**YOUR GOAL:**
Check each line of the material that follows, and copy those holding the string "username".

**RECORD SET:**
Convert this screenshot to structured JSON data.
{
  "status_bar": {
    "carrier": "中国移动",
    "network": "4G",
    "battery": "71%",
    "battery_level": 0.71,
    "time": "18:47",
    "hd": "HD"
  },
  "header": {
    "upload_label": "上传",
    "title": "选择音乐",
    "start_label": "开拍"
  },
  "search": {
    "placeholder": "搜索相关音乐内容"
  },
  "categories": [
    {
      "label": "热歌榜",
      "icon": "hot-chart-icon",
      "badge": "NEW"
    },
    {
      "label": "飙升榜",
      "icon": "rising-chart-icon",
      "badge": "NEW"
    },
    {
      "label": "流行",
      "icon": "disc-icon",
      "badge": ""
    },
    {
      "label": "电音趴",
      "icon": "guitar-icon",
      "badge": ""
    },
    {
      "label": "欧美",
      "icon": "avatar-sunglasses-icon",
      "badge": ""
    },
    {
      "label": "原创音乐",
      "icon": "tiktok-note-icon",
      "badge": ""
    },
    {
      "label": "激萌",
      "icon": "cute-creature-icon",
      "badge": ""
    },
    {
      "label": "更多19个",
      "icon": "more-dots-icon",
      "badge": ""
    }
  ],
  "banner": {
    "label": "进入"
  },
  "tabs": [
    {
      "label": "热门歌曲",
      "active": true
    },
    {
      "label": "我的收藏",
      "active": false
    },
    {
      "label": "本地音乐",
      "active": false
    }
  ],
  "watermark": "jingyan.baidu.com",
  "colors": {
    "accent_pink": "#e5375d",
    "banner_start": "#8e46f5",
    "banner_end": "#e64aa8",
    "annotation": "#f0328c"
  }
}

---

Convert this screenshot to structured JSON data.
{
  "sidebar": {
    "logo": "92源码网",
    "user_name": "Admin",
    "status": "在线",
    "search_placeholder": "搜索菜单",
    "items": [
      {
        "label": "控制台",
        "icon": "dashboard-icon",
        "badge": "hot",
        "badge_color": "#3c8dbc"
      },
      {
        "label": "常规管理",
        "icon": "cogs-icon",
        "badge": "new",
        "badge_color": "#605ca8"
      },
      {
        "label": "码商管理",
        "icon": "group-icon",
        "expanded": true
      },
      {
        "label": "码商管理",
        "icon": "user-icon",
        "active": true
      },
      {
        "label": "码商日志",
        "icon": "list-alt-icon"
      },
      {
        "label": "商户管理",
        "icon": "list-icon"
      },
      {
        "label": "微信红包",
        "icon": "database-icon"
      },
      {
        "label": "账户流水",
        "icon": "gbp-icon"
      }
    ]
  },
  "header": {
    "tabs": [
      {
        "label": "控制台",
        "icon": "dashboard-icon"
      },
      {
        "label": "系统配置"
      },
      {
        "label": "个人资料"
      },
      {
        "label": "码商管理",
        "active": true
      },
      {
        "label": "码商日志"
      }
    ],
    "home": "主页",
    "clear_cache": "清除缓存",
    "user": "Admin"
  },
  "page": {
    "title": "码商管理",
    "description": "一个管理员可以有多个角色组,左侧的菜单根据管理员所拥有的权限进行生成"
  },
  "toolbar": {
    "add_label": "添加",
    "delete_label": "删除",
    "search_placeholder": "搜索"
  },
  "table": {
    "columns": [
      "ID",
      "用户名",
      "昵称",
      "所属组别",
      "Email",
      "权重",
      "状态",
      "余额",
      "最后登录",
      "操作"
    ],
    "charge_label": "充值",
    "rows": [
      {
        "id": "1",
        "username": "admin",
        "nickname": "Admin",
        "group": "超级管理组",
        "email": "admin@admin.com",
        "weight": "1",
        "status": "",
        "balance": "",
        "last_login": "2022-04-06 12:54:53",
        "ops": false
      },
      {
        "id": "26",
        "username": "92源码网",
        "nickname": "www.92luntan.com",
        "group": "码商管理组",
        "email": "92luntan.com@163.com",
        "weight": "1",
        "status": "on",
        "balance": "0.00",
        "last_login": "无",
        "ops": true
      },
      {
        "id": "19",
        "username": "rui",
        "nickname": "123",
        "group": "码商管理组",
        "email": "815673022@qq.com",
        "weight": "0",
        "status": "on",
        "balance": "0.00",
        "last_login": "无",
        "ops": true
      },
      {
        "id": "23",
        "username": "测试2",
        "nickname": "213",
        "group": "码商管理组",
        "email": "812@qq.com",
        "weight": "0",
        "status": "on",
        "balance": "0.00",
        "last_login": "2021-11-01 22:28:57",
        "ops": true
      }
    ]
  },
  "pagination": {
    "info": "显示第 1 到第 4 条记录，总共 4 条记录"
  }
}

**ANSWER TO THIS PROBLEM:**
        "username": "admin",
        "username": "92源码网",
        "username": "rui",
        "username": "测试2",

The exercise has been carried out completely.